(SOURCE DATA begins)

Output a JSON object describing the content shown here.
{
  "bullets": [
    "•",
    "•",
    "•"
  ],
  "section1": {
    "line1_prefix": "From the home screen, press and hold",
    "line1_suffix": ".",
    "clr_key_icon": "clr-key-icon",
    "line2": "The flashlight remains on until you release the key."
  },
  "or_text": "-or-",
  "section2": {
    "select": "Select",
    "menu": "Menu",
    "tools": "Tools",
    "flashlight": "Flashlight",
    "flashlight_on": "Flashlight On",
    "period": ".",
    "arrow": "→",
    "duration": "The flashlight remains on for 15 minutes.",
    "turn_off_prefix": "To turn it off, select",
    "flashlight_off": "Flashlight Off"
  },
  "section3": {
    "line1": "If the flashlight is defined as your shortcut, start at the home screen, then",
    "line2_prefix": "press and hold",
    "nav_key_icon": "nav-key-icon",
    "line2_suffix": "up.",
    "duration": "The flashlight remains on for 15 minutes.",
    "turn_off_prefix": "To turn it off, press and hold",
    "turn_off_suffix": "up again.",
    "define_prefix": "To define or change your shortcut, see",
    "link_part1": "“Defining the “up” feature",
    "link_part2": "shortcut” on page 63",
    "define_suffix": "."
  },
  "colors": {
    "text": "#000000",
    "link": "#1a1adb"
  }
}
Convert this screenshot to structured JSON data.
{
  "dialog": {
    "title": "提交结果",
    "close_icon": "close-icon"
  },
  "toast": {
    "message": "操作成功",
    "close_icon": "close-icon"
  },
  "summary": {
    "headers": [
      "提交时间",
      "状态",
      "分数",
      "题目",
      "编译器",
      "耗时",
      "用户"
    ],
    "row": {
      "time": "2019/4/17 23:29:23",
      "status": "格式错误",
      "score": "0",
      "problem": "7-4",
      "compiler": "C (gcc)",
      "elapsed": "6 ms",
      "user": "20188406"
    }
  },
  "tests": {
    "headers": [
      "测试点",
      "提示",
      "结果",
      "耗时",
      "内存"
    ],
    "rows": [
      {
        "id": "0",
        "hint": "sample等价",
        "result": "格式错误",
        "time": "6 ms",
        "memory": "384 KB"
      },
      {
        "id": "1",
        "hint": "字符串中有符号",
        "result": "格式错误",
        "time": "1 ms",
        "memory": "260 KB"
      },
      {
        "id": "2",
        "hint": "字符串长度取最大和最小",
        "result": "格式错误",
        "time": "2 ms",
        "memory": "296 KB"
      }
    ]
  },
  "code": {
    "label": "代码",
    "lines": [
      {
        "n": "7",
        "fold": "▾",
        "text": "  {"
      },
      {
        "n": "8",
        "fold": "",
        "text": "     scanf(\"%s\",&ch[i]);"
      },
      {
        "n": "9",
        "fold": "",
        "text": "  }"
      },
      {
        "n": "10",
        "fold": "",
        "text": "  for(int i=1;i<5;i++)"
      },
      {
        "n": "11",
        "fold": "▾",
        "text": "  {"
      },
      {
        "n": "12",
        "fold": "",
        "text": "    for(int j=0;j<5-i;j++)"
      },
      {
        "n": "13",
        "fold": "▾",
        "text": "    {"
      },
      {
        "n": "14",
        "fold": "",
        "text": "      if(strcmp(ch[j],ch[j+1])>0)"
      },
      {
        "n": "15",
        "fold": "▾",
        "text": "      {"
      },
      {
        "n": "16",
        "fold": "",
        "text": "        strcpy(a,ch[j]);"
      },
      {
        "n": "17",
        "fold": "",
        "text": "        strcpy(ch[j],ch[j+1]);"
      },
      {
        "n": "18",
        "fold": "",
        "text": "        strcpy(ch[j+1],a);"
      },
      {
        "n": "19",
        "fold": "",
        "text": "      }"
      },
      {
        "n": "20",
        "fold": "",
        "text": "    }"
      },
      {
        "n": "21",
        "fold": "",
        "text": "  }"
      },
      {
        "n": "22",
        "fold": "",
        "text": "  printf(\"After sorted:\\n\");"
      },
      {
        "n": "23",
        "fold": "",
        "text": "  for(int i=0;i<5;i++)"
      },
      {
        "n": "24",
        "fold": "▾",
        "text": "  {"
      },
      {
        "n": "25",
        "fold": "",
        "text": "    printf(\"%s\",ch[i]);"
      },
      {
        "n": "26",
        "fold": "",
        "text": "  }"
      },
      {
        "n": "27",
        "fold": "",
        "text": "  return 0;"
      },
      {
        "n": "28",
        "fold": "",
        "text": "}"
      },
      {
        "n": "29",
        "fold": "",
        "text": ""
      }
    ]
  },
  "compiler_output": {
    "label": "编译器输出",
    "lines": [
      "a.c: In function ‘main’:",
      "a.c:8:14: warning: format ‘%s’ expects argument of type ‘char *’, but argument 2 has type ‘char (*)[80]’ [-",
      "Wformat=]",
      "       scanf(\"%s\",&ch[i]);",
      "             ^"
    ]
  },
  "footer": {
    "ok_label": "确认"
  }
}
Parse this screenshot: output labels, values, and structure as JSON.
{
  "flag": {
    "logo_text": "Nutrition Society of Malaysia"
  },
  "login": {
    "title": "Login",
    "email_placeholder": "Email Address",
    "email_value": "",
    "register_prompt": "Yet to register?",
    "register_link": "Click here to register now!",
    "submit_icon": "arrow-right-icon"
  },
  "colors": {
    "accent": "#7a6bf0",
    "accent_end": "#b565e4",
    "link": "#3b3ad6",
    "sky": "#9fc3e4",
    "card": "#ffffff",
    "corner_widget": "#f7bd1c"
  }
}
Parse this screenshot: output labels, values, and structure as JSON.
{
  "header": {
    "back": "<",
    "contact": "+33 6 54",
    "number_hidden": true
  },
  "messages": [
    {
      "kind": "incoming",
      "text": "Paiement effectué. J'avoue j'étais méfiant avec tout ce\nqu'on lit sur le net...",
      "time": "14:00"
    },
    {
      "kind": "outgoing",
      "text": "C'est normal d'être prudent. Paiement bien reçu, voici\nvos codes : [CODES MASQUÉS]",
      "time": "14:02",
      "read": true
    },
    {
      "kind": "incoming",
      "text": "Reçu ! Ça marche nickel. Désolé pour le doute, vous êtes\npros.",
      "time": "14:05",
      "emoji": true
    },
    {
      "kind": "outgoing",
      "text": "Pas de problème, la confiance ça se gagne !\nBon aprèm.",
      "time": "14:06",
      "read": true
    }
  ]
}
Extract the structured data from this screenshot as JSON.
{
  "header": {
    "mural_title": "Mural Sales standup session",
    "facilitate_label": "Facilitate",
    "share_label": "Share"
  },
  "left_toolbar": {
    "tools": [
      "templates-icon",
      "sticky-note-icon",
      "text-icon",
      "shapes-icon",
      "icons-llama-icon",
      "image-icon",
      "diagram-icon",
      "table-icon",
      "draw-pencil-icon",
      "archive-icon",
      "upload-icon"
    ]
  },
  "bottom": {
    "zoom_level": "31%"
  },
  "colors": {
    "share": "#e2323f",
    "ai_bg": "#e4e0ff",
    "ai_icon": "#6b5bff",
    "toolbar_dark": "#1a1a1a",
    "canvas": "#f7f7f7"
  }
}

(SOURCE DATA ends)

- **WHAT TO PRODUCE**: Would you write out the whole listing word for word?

- **FINISHED EXERCISE**:
Output a JSON object describing the content shown here.
{
  "bullets": [
    "•",
    "•",
    "•"
  ],
  "section1": {
    "line1_prefix": "From the home screen, press and hold",
    "line1_suffix": ".",
    "clr_key_icon": "clr-key-icon",
    "line2": "The flashlight remains on until you release the key."
  },
  "or_text": "-or-",
  "section2": {
    "select": "Select",
    "menu": "Menu",
    "tools": "Tools",
    "flashlight": "Flashlight",
    "flashlight_on": "Flashlight On",
    "period": ".",
    "arrow": "→",
    "duration": "The flashlight remains on for 15 minutes.",
    "turn_off_prefix": "To turn it off, select",
    "flashlight_off": "Flashlight Off"
  },
  "section3": {
    "line1": "If the flashlight is defined as your shortcut, start at the home screen, then",
    "line2_prefix": "press and hold",
    "nav_key_icon": "nav-key-icon",
    "line2_suffix": "up.",
    "duration": "The flashlight remains on for 15 minutes.",
    "turn_off_prefix": "To turn it off, press and hold",
    "turn_off_suffix": "up again.",
    "define_prefix": "To define or change your shortcut, see",
    "link_part1": "“Defining the “up” feature",
    "link_part2": "shortcut” on page 63",
    "define_suffix": "."
  },
  "colors": {
    "text": "#000000",
    "link": "#1a1adb"
  }
}
Convert this screenshot to structured JSON data.
{
  "dialog": {
    "title": "提交结果",
    "close_icon": "close-icon"
  },
  "toast": {
    "message": "操作成功",
    "close_icon": "close-icon"
  },
  "summary": {
    "headers": [
      "提交时间",
      "状态",
      "分数",
      "题目",
      "编译器",
      "耗时",
      "用户"
    ],
    "row": {
      "time": "2019/4/17 23:29:23",
      "status": "格式错误",
      "score": "0",
      "problem": "7-4",
      "compiler": "C (gcc)",
      "elapsed": "6 ms",
      "user": "20188406"
    }
  },
  "tests": {
    "headers": [
      "测试点",
      "提示",
      "结果",
      "耗时",
      "内存"
    ],
    "rows": [
      {
        "id": "0",
        "hint": "sample等价",
        "result": "格式错误",
        "time": "6 ms",
        "memory": "384 KB"
      },
      {
        "id": "1",
        "hint": "字符串中有符号",
        "result": "格式错误",
        "time": "1 ms",
        "memory": "260 KB"
      },
      {
        "id": "2",
        "hint": "字符串长度取最大和最小",
        "result": "格式错误",
        "time": "2 ms",
        "memory": "296 KB"
      }
    ]
  },
  "code": {
    "label": "代码",
    "lines": [
      {
        "n": "7",
        "fold": "▾",
        "text": "  {"
      },
      {
        "n": "8",
        "fold": "",
        "text": "     scanf(\"%s\",&ch[i]);"
      },
      {
        "n": "9",
        "fold": "",
        "text": "  }"
      },
      {
        "n": "10",
        "fold": "",
        "text": "  for(int i=1;i<5;i++)"
      },
      {
        "n": "11",
        "fold": "▾",
        "text": "  {"
      },
      {
        "n": "12",
        "fold": "",
        "text": "    for(int j=0;j<5-i;j++)"
      },
      {
        "n": "13",
        "fold": "▾",
        "text": "    {"
      },
      {
        "n": "14",
        "fold": "",
        "text": "      if(strcmp(ch[j],ch[j+1])>0)"
      },
      {
        "n": "15",
        "fold": "▾",
        "text": "      {"
      },
      {
        "n": "16",
        "fold": "",
        "text": "        strcpy(a,ch[j]);"
      },
      {
        "n": "17",
        "fold": "",
        "text": "        strcpy(ch[j],ch[j+1]);"
      },
      {
        "n": "18",
        "fold": "",
        "text": "        strcpy(ch[j+1],a);"
      },
      {
        "n": "19",
        "fold": "",
        "text": "      }"
      },
      {
        "n": "20",
        "fold": "",
        "text": "    }"
      },
      {
        "n": "21",
        "fold": "",
        "text": "  }"
      },
      {
        "n": "22",
        "fold": "",
        "text": "  printf(\"After sorted:\\n\");"
      },
      {
        "n": "23",
        "fold": "",
        "text": "  for(int i=0;i<5;i++)"
      },
      {
        "n": "24",
        "fold": "▾",
        "text": "  {"
      },
      {
        "n": "25",
        "fold": "",
        "text": "    printf(\"%s\",ch[i]);"
      },
      {
        "n": "26",
        "fold": "",
        "text": "  }"
      },
      {
        "n": "27",
        "fold": "",
        "text": "  return 0;"
      },
      {
        "n": "28",
        "fold": "",
        "text": "}"
      },
      {
        "n": "29",
        "fold": "",
        "text": ""
      }
    ]
  },
  "compiler_output": {
    "label": "编译器输出",
    "lines": [
      "a.c: In function ‘main’:",
      "a.c:8:14: warning: format ‘%s’ expects argument of type ‘char *’, but argument 2 has type ‘char (*)[80]’ [-",
      "Wformat=]",
      "       scanf(\"%s\",&ch[i]);",
      "             ^"
    ]
  },
  "footer": {
    "ok_label": "确认"
  }
}
Parse this screenshot: output labels, values, and structure as JSON.
{
  "flag": {
    "logo_text": "Nutrition Society of Malaysia"
  },
  "login": {
    "title": "Login",
    "email_placeholder": "Email Address",
    "email_value": "",
    "register_prompt": "Yet to register?",
    "register_link": "Click here to register now!",
    "submit_icon": "arrow-right-icon"
  },
  "colors": {
    "accent": "#7a6bf0",
    "accent_end": "#b565e4",
    "link": "#3b3ad6",
    "sky": "#9fc3e4",
    "card": "#ffffff",
    "corner_widget": "#f7bd1c"
  }
}
Parse this screenshot: output labels, values, and structure as JSON.
{
  "header": {
    "back": "<",
    "contact": "+33 6 54",
    "number_hidden": true
  },
  "messages": [
    {
      "kind": "incoming",
      "text": "Paiement effectué. J'avoue j'étais méfiant avec tout ce\nqu'on lit sur le net...",
      "time": "14:00"
    },
    {
      "kind": "outgoing",
      "text": "C'est normal d'être prudent. Paiement bien reçu, voici\nvos codes : [CODES MASQUÉS]",
      "time": "14:02",
      "read": true
    },
    {
      "kind": "incoming",
      "text": "Reçu ! Ça marche nickel. Désolé pour le doute, vous êtes\npros.",
      "time": "14:05",
      "emoji": true
    },
    {
      "kind": "outgoing",
      "text": "Pas de problème, la confiance ça se gagne !\nBon aprèm.",
      "time": "14:06",
      "read": true
    }
  ]
}
Extract the structured data from this screenshot as JSON.
{
  "header": {
    "mural_title": "Mural Sales standup session",
    "facilitate_label": "Facilitate",
    "share_label": "Share"
  },
  "left_toolbar": {
    "tools": [
      "templates-icon",
      "sticky-note-icon",
      "text-icon",
      "shapes-icon",
      "icons-llama-icon",
      "image-icon",
      "diagram-icon",
      "table-icon",
      "draw-pencil-icon",
      "archive-icon",
      "upload-icon"
    ]
  },
  "bottom": {
    "zoom_level": "31%"
  },
  "colors": {
    "share": "#e2323f",
    "ai_bg": "#e4e0ff",
    "ai_icon": "#6b5bff",
    "toolbar_dark": "#1a1a1a",
    "canvas": "#f7f7f7"
  }
}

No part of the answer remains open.